_TASK DESCRIPTION_
Nothing in the records may be left out or altered; reproduce them all exactly.

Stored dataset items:
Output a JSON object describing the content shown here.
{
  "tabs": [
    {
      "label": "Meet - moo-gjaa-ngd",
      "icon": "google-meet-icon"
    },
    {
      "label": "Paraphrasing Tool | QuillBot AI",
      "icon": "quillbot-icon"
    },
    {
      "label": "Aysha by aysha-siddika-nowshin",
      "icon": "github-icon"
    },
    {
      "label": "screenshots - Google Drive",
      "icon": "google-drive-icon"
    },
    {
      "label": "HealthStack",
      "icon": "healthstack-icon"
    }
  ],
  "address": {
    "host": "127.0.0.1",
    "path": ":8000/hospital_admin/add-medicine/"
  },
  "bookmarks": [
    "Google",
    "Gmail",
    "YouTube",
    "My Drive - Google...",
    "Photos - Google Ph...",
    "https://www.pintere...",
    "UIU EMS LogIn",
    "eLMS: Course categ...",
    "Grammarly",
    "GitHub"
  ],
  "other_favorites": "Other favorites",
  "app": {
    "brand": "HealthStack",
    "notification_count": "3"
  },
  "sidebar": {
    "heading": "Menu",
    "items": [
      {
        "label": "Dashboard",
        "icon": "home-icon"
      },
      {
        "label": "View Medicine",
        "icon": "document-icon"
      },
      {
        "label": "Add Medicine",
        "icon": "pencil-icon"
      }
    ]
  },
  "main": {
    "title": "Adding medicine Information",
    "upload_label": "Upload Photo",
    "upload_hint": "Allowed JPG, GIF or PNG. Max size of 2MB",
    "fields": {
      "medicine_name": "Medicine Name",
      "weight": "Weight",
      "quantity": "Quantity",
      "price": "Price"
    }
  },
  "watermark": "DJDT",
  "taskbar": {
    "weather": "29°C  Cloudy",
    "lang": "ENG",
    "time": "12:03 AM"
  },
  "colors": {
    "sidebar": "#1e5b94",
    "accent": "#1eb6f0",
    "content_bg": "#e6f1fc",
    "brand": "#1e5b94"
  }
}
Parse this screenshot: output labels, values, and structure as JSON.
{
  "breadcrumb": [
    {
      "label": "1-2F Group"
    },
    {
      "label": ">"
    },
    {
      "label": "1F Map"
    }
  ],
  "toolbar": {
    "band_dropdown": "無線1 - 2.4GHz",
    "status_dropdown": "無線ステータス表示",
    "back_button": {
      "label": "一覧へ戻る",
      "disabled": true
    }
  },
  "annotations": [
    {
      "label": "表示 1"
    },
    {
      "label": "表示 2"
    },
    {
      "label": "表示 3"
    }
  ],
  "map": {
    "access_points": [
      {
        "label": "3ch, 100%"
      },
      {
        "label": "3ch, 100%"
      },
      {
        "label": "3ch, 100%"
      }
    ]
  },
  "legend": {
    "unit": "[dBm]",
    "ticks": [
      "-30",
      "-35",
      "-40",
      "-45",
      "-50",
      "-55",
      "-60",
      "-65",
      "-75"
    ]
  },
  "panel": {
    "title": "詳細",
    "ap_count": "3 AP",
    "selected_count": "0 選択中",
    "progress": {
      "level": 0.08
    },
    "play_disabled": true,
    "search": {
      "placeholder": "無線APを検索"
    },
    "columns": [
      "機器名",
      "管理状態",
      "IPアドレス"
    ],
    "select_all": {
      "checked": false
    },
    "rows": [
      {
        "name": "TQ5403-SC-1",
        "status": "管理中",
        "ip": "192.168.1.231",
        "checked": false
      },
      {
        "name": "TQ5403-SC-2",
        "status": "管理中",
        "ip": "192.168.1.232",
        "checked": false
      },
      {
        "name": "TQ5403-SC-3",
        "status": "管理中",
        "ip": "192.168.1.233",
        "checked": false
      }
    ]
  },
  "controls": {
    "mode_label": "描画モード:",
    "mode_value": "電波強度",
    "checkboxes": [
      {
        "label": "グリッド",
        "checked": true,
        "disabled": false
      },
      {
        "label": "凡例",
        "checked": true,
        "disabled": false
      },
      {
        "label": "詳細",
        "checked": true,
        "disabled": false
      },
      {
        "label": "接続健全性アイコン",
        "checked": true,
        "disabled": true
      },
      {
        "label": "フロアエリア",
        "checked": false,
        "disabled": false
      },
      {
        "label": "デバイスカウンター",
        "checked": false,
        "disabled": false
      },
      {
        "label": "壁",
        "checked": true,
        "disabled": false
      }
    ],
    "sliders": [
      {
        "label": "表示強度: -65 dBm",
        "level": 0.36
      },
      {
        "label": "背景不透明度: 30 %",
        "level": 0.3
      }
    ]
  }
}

_WRITTEN SOLUTION_
Output a JSON object describing the content shown here.
{
  "tabs": [
    {
      "label": "Meet - moo-gjaa-ngd",
      "icon": "google-meet-icon"
    },
    {
      "label": "Paraphrasing Tool | QuillBot AI",
      "icon": "quillbot-icon"
    },
    {
      "label": "Aysha by aysha-siddika-nowshin",
      "icon": "github-icon"
    },
    {
      "label": "screenshots - Google Drive",
      "icon": "google-drive-icon"
    },
    {
      "label": "HealthStack",
      "icon": "healthstack-icon"
    }
  ],
  "address": {
    "host": "127.0.0.1",
    "path": ":8000/hospital_admin/add-medicine/"
  },
  "bookmarks": [
    "Google",
    "Gmail",
    "YouTube",
    "My Drive - Google...",
    "Photos - Google Ph...",
    "https://www.pintere...",
    "UIU EMS LogIn",
    "eLMS: Course categ...",
    "Grammarly",
    "GitHub"
  ],
  "other_favorites": "Other favorites",
  "app": {
    "brand": "HealthStack",
    "notification_count": "3"
  },
  "sidebar": {
    "heading": "Menu",
    "items": [
      {
        "label": "Dashboard",
        "icon": "home-icon"
      },
      {
        "label": "View Medicine",
        "icon": "document-icon"
      },
      {
        "label": "Add Medicine",
        "icon": "pencil-icon"
      }
    ]
  },
  "main": {
    "title": "Adding medicine Information",
    "upload_label": "Upload Photo",
    "upload_hint": "Allowed JPG, GIF or PNG. Max size of 2MB",
    "fields": {
      "medicine_name": "Medicine Name",
      "weight": "Weight",
      "quantity": "Quantity",
      "price": "Price"
    }
  },
  "watermark": "DJDT",
  "taskbar": {
    "weather": "29°C  Cloudy",
    "lang": "ENG",
    "time": "12:03 AM"
  },
  "colors": {
    "sidebar": "#1e5b94",
    "accent": "#1eb6f0",
    "content_bg": "#e6f1fc",
    "brand": "#1e5b94"
  }
}
Parse this screenshot: output labels, values, and structure as JSON.
{
  "breadcrumb": [
    {
      "label": "1-2F Group"
    },
    {
      "label": ">"
    },
    {
      "label": "1F Map"
    }
  ],
  "toolbar": {
    "band_dropdown": "無線1 - 2.4GHz",
    "status_dropdown": "無線ステータス表示",
    "back_button": {
      "label": "一覧へ戻る",
      "disabled": true
    }
  },
  "annotations": [
    {
      "label": "表示 1"
    },
    {
      "label": "表示 2"
    },
    {
      "label": "表示 3"
    }
  ],
  "map": {
    "access_points": [
      {
        "label": "3ch, 100%"
      },
      {
        "label": "3ch, 100%"
      },
      {
        "label": "3ch, 100%"
      }
    ]
  },
  "legend": {
    "unit": "[dBm]",
    "ticks": [
      "-30",
      "-35",
      "-40",
      "-45",
      "-50",
      "-55",
      "-60",
      "-65",
      "-75"
    ]
  },
  "panel": {
    "title": "詳細",
    "ap_count": "3 AP",
    "selected_count": "0 選択中",
    "progress": {
      "level": 0.08
    },
    "play_disabled": true,
    "search": {
      "placeholder": "無線APを検索"
    },
    "columns": [
      "機器名",
      "管理状態",
      "IPアドレス"
    ],
    "select_all": {
      "checked": false
    },
    "rows": [
      {
        "name": "TQ5403-SC-1",
        "status": "管理中",
        "ip": "192.168.1.231",
        "checked": false
      },
      {
        "name": "TQ5403-SC-2",
        "status": "管理中",
        "ip": "192.168.1.232",
        "checked": false
      },
      {
        "name": "TQ5403-SC-3",
        "status": "管理中",
        "ip": "192.168.1.233",
        "checked": false
      }
    ]
  },
  "controls": {
    "mode_label": "描画モード:",
    "mode_value": "電波強度",
    "checkboxes": [
      {
        "label": "グリッド",
        "checked": true,
        "disabled": false
      },
      {
        "label": "凡例",
        "checked": true,
        "disabled": false
      },
      {
        "label": "詳細",
        "checked": true,
        "disabled": false
      },
      {
        "label": "接続健全性アイコン",
        "checked": true,
        "disabled": true
      },
      {
        "label": "フロアエリア",
        "checked": false,
        "disabled": false
      },
      {
        "label": "デバイスカウンター",
        "checked": false,
        "disabled": false
      },
      {
        "label": "壁",
        "checked": true,
        "disabled": false
      }
    ],
    "sliders": [
      {
        "label": "表示強度: -65 dBm",
        "level": 0.36
      },
      {
        "label": "背景不透明度: 30 %",
        "level": 0.3
      }
    ]
  }
}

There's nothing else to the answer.